Despite the terrible plot, the actors all give decent performances. Teller seems to have this ability to somehow play the every man quite well, what he doesn’t do sadly is handle any of the technical jargan he has to spew. The one whom stood out the most was Reggie E. Cathy, as Frank Storm. While he’s not given a lot to do, he comes off well. If anything, this film should show just how good of an actor Cathy is and hopefully he gets some better roles.
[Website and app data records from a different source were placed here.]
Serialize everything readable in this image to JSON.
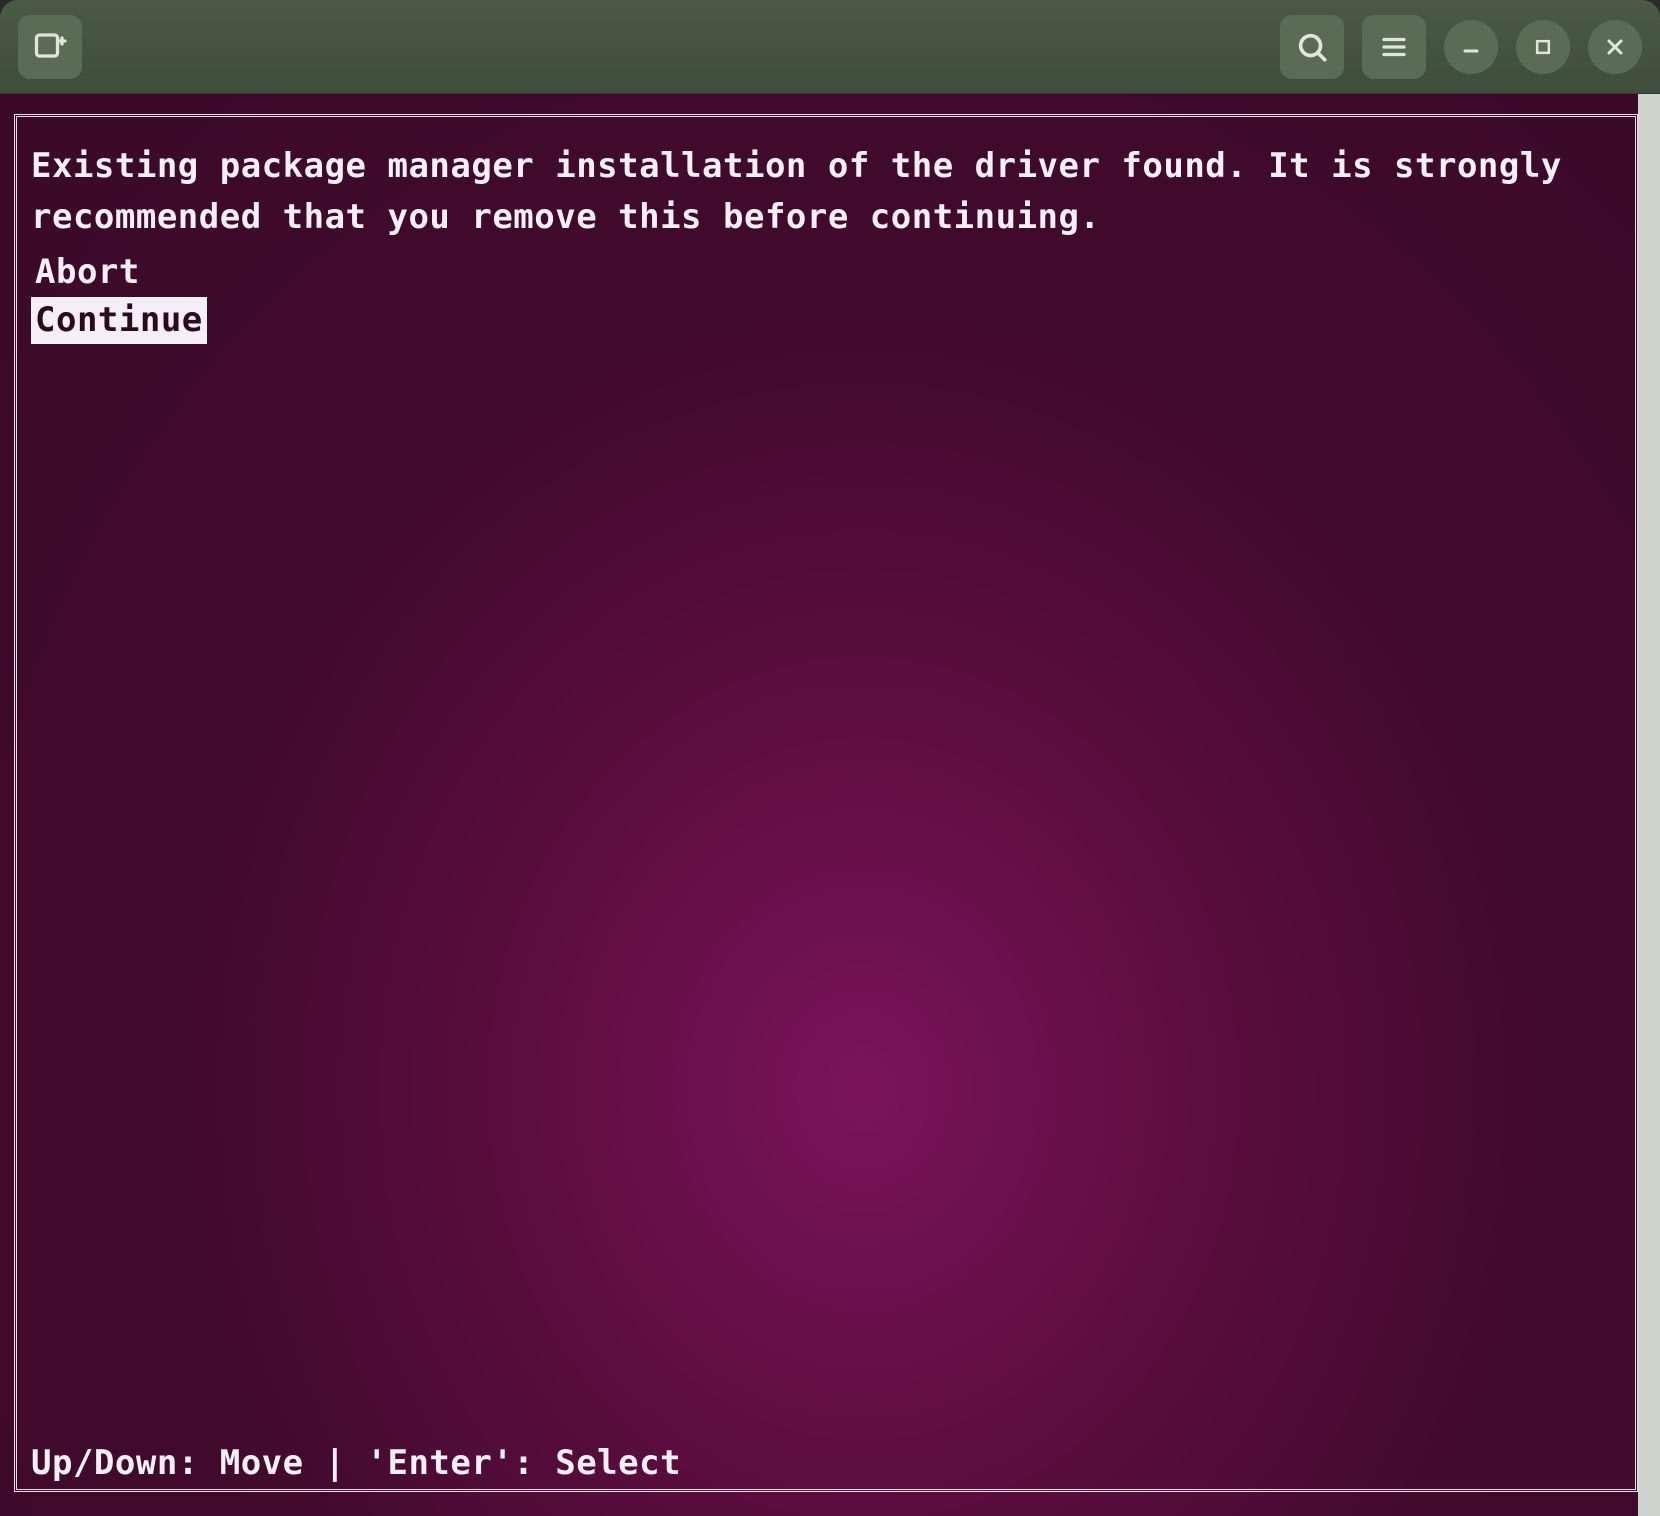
{
  "titlebar": {
    "icons": {
      "new_tab": "terminal-plus-icon",
      "search": "search-icon",
      "menu": "menu-icon",
      "minimize": "minimize-icon",
      "maximize": "maximize-icon",
      "close": "close-icon"
    }
  },
  "dialog": {
    "message": "Existing package manager installation of the driver found. It is strongly recommended that you remove this before continuing.",
    "options": [
      {
        "label": "Abort",
        "selected": false
      },
      {
        "label": "Continue",
        "selected": true
      }
    ],
    "hint": "Up/Down: Move | 'Enter': Select"
  },
  "colors": {
    "terminal_bg": "#4a0f2e",
    "terminal_fg": "#f4eff6",
    "titlebar_bg": "#3f4e3c",
    "button_bg": "#5a6b56"
  }
}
I agree, the cast is solid. I could have used less military people because their as interesting to watch as a piece of jam covered bread in the sun. It would have been nice to have more scenes with Ben and Reed, or Sue and Johnny early on to see the cast explore those relationships. Also Toby Kebbell is a great actor and it does suck that they gave him practically nothing to do with his character. Him and Reed should have been like Light and L from Death Note, brilliant minds on opposite ends of morality. But we can’t have nice things.
While I didn’t see a early version of this film, the FF is clearly a case of a production getting out of hand. The first half of the film is fine but not anything new, but theres a clear point were you can see were the studio pulled the plug on director Josh Trank. From there the movie features large plot holes, lame CGI and just an overall flat presentation. Additionally, this film looks less like a Marvel Comics film and more like a love letter to the Nolan Batman films. From the shots to even the colour grading this film looks like it wants to be something it’s not allowed to be.
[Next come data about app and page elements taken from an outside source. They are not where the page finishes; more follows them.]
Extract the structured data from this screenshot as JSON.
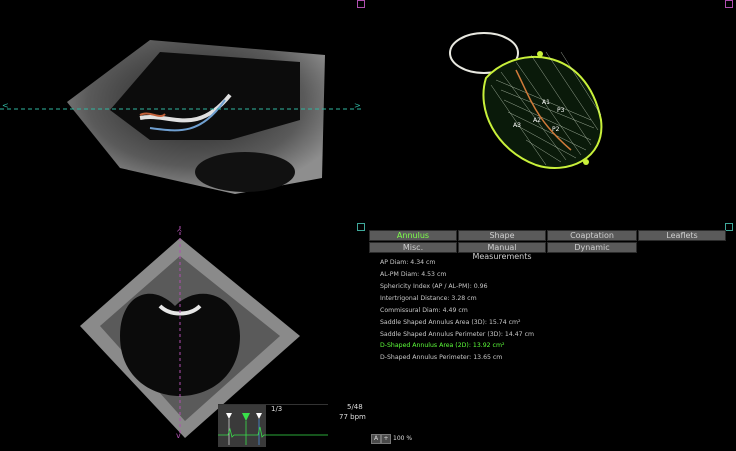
{
  "tabs": [
    {
      "label": "Annulus",
      "active": true
    },
    {
      "label": "Shape",
      "active": false
    },
    {
      "label": "Coaptation",
      "active": false
    },
    {
      "label": "Leaflets",
      "active": false
    },
    {
      "label": "Misc.",
      "active": false
    },
    {
      "label": "Manual Measurements",
      "active": false
    },
    {
      "label": "Dynamic",
      "active": false
    }
  ],
  "measurements": [
    {
      "text": "AP Diam: 4.34 cm",
      "highlight": false
    },
    {
      "text": "AL-PM Diam: 4.53 cm",
      "highlight": false
    },
    {
      "text": "Sphericity Index (AP / AL-PM): 0.96",
      "highlight": false
    },
    {
      "text": "Intertrigonal Distance: 3.28 cm",
      "highlight": false
    },
    {
      "text": "Commissural Diam: 4.49 cm",
      "highlight": false
    },
    {
      "text": "Saddle Shaped Annulus Area (3D): 15.74 cm²",
      "highlight": false
    },
    {
      "text": "Saddle Shaped Annulus Perimeter (3D): 14.47 cm",
      "highlight": false
    },
    {
      "text": "D-Shaped Annulus Area (2D): 13.92 cm²",
      "highlight": true
    },
    {
      "text": "D-Shaped Annulus Perimeter: 13.65 cm",
      "highlight": false
    }
  ],
  "model_labels": {
    "a1": "A1",
    "a2": "A2",
    "a3": "A3",
    "p2": "P2",
    "p3": "P3"
  },
  "cine": {
    "loop_index": "1/3",
    "frame": "5/48",
    "heart_rate": "77 bpm"
  },
  "zoom": {
    "minus": "A",
    "plus": "+",
    "level": "100 %"
  },
  "colors": {
    "accent_green": "#5dff3a",
    "tab_bg": "#5a5a5a",
    "corner_magenta": "#b04fb0",
    "corner_teal": "#3fa89a"
  }
}
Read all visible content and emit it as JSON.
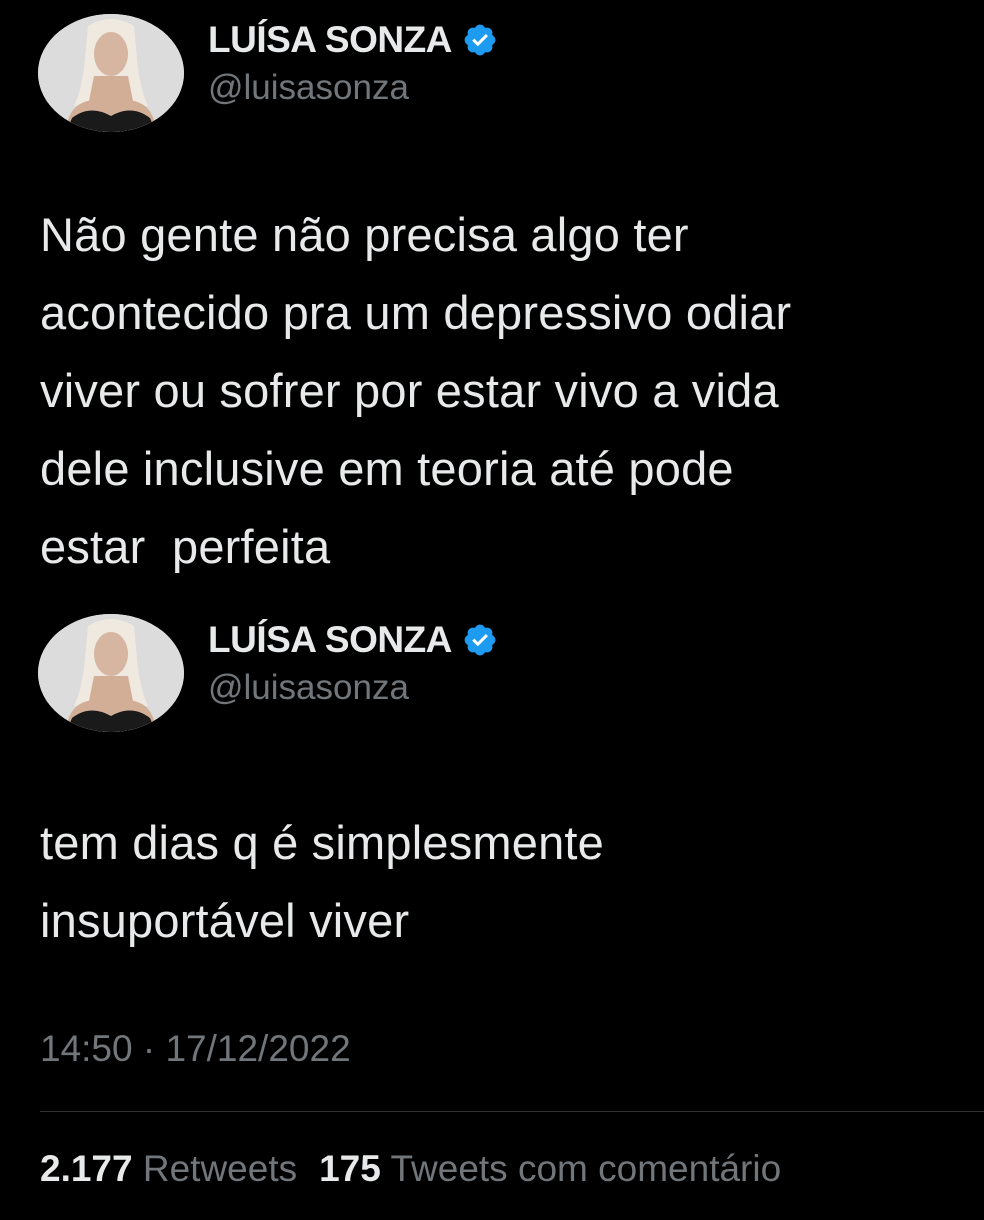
{
  "tweets": [
    {
      "display_name": "LUÍSA SONZA",
      "handle": "@luisasonza",
      "verified": true,
      "text": "Não gente não precisa algo ter\nacontecido pra um depressivo odiar\nviver ou sofrer por estar vivo a vida\ndele inclusive em teoria até pode\nestar  perfeita"
    },
    {
      "display_name": "LUÍSA SONZA",
      "handle": "@luisasonza",
      "verified": true,
      "text": "tem dias q é simplesmente\ninsuportável viver"
    }
  ],
  "timestamp": "14:50 · 17/12/2022",
  "stats": {
    "retweets_count": "2.177",
    "retweets_label": "Retweets",
    "quotes_count": "175",
    "quotes_label": "Tweets com comentário"
  },
  "colors": {
    "background": "#000000",
    "text_primary": "#e7e9ea",
    "text_secondary": "#71767b",
    "verified_badge": "#1d9bf0",
    "divider": "#2f3336"
  },
  "icons": {
    "verified": "verified-badge-icon",
    "avatar": "profile-photo"
  }
}
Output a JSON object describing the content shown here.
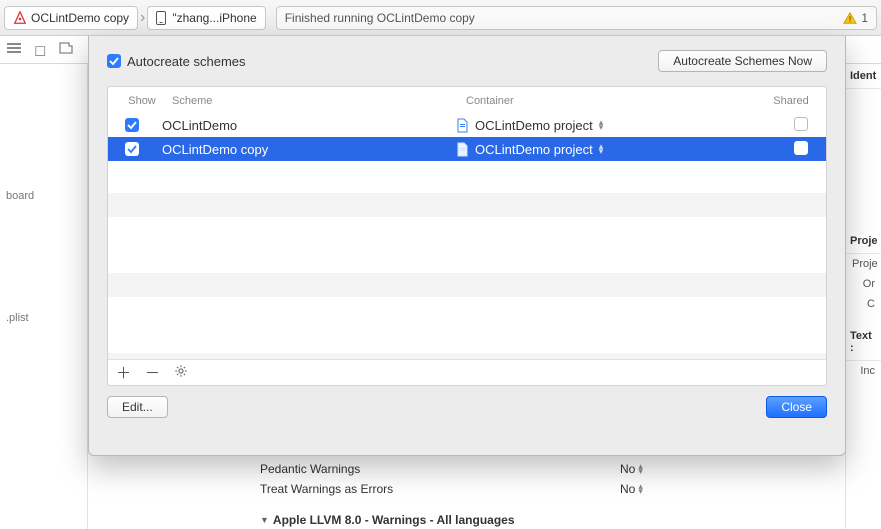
{
  "toolbar": {
    "target_name": "OCLintDemo copy",
    "device_name": "\"zhang...iPhone",
    "status_text": "Finished running OCLintDemo copy",
    "warning_count": "1"
  },
  "sidebar": {
    "item1": "board",
    "item2": ".plist"
  },
  "right": {
    "ident": "Ident",
    "proj_label": "Proje",
    "proj_sub1": "Proje",
    "proj_sub2": "Or",
    "proj_sub3": "C",
    "text_label": "Text :",
    "text_sub1": "Inc"
  },
  "dialog": {
    "autocreate_label": "Autocreate schemes",
    "autocreate_now": "Autocreate Schemes Now",
    "col_show": "Show",
    "col_scheme": "Scheme",
    "col_container": "Container",
    "col_shared": "Shared",
    "edit_label": "Edit...",
    "close_label": "Close",
    "rows": [
      {
        "scheme": "OCLintDemo",
        "container": "OCLintDemo project",
        "show": true,
        "shared": false
      },
      {
        "scheme": "OCLintDemo copy",
        "container": "OCLintDemo project",
        "show": true,
        "shared": false
      }
    ]
  },
  "settings": {
    "row1_k": "Pedantic Warnings",
    "row1_v": "No",
    "row2_k": "Treat Warnings as Errors",
    "row2_v": "No",
    "section": "Apple LLVM 8.0 - Warnings - All languages"
  }
}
Getting into the production woes is something that a behind the scenes documentary crew should have done. The first half was well directed and produced, then as I said before, the second half destroys all of that. The CGI looks terrible and the scripting makes no sense for the characters that were set up. I wouldn’t be surprised that Fox just sells back the characters to Marvel since they clearly have no idea what to do with theses characters.
This one is a mess. From terrible storytelling to seemingly rushed CGI, nearly everything in this film feels snake bitten. While this might be the nail in the coffin for the Fox produced Fantastic Four films, it could also be a black mark for it’s director. As much as I hate this movie, there’s a story that should be looked into one day for a documentary or book. Until then, this is the last thing you need to spend your money on. PASS
It would be nice if when it comes out you watch half of the movie and then move on, because that is what is good about this movie. Whatever the film may have went through in production what we have left is a mess, and because it’s a mess we can expect to get another reboot in the not to distant future. All the hard work put in by the actors, crew, and director have been squandered by Fox. I didn’t leave the film angry at it, I left disappointed that I didn’t see what the movie was supposed to be. PASS
Fantastic Four was produced by 20th Century Films, Constantin Film, Marv Films, Robert Kulzar Productions and Marvel Entertainment. The film is distributed by 20th Century Fox.